What’s new at Inera and around the industry
February 2019 Newsletter
Math news, Support Team news, conference news, and more!
eXtyles & MathType
Since purchasing Design Science in September 2017, Wiris has been working hard to revitalize MathType (@MathType). Last year Wiris reintroduced MathType for Mac Office and upgraded the Windows version from MathType 6 to MathType 7. Along with these upgrades comes a switch from a purchase model to the increasingly common subscription model with enhanced support (analogous to Office 365).
After extensive testing with the eXtyles automated test suite, we’re happy to announce that the recently released MathType 7.4 is fully compatible with eXtyles. MathType 7.4 also introduces some improvements into the MathML 2 that is exported from eXtyles, as well as a new translator for MathML 3.
If you work with eXtyles and you’ve been waiting to upgrade to MathType 7, you can confidently upgrade to MathType 7.4. If you’re already running MathType 7, you’ll want to move to 7.4 as soon as possible, as it addresses a number of issues we found while testing earlier versions of MathType 7. And if you prefer to stick with MathType 6.x, rest assured that Inera and Wiris will continue to support those earlier versions for the foreseeable future.
More on MathML
If your organization publishes content that includes any kind of mathematical or related formulae, you’ll want to read our latest blog post! In “MathML, JATS, and MathType,” we summarize the recent history of MathML and how current developments might affect your workflow.
Managing your Crossref metadata
We recently had an opportunity to check out Crossref’s new Metadata Manager interface. Read all about it on the Inera blog!
From the Support team
Here’s a look at this month’s new and updated FAQs!
- eXtyles is installed, but not showing up in Word (new solutions for Builds 4133+)
- Windows issues an error message or crashes when I try to install eXtyles (updated instructions)
- Upon Activation, black borders appear in my document (updated with alternative solutions)
- How does Edifix handle data storage and data privacy?
- Should my standards organization choose STS or DITA?
Find Inera at upcoming conferences
► London Book Fair 2019
London, UK, March 12-14
Our Senior Solutions Consultant, Robin Dunford, will be at this year’s London Book Fair on Wednesday, March 13.
► ACES 2019
Providence, RI, March 28-30
Our Marketing Assistant, Jo Ripoll, will represent Inera at the 2019 conference of ACES: The Society for Editing in Providence. We’re excited to be a first-time sponsor!
Attending one of these events? We’d love to see you! Please contact us if you’d like to schedule a meeting.
Working with Word
Word Tip: Select Text with Similar Formatting

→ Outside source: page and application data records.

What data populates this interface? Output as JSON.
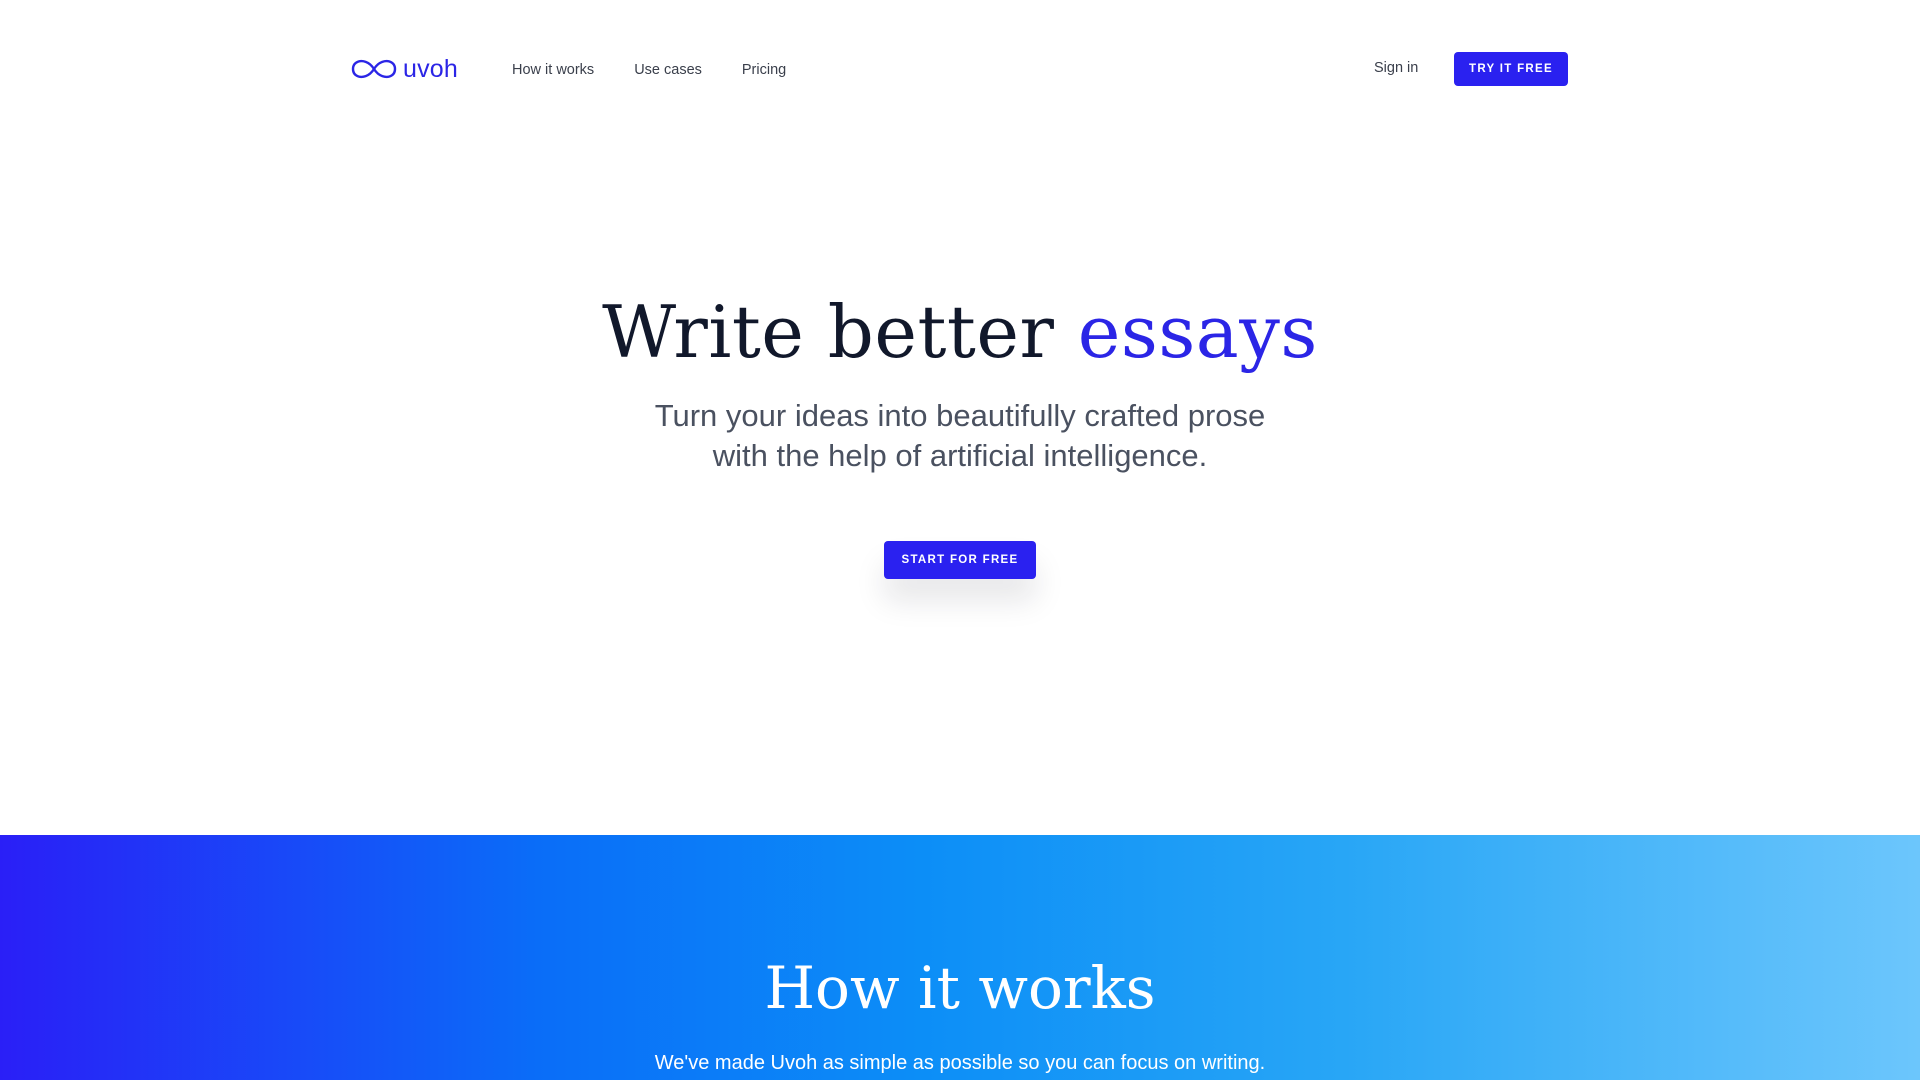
{
  "header": {
    "logo_text": "uvoh",
    "nav": [
      {
        "label": "How it works"
      },
      {
        "label": "Use cases"
      },
      {
        "label": "Pricing"
      }
    ],
    "signin_label": "Sign in",
    "cta_label": "TRY IT FREE"
  },
  "hero": {
    "title_main": "Write better ",
    "title_accent": "essays",
    "subtitle_line1": "Turn your ideas into beautifully crafted prose",
    "subtitle_line2": "with the help of artificial intelligence.",
    "cta_label": "START FOR FREE"
  },
  "how_it_works": {
    "title": "How it works",
    "subtitle": "We've made Uvoh as simple as possible so you can focus on writing."
  },
  "colors": {
    "brand": "#2b25e6",
    "button": "#2a21f0",
    "heading": "#11182b",
    "body_text": "#4a5160",
    "gradient_start": "#2a1ff7",
    "gradient_end": "#6cc6fc"
  },
  "icons": {
    "logo": "infinity-icon"
  }
}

Sometimes you need to quickly resolve a formatting problem in an unstyled or inconsistently styled document, or you need to temporarily override the formatting of a style in one document but don’t want that change to affect the underlying template. What if we told you that you can make the same change to many similar paragraphs at the same time?
Once upon a time, Select Text with Similar Formatting was a right-click option in Word. What does this function do? Well, just like it says on the tin, it selects non-adjacent text anywhere in a Word file to which the same formatting has been applied—everything styled H1, for example, or everything that’s bold and italic, or everything in red type—so that you can make a quick style or formatting change to all that text at once.
Here’s how to access this functionality in current versions of Word (2010+):
- Place your cursor in one example of the text you want to select.
- Go to Home > Select (by default, Select is located at the far right of the Home tab).
- Click on Select, and from the drop-down menu choose Select Text with Similar Formatting.
→ Tip: If you have File > Advanced > Keep Track of Formatting unchecked to avoid style proliferation, you’ll see (No Data) in the drop-down as in the screenshot below. There should be no other difference in how this function works!
- Make your changes! In the example below, we’ve selected all headings in bold. You can then make changes that will apply to all selected text, such as changing the font or applying a paragraph style.
- When you’re done, click anywhere else in the file and go about your business!
Have an intractable Word problem you’d love to solve? Have a clever tip to share? Send it to us at email@example.com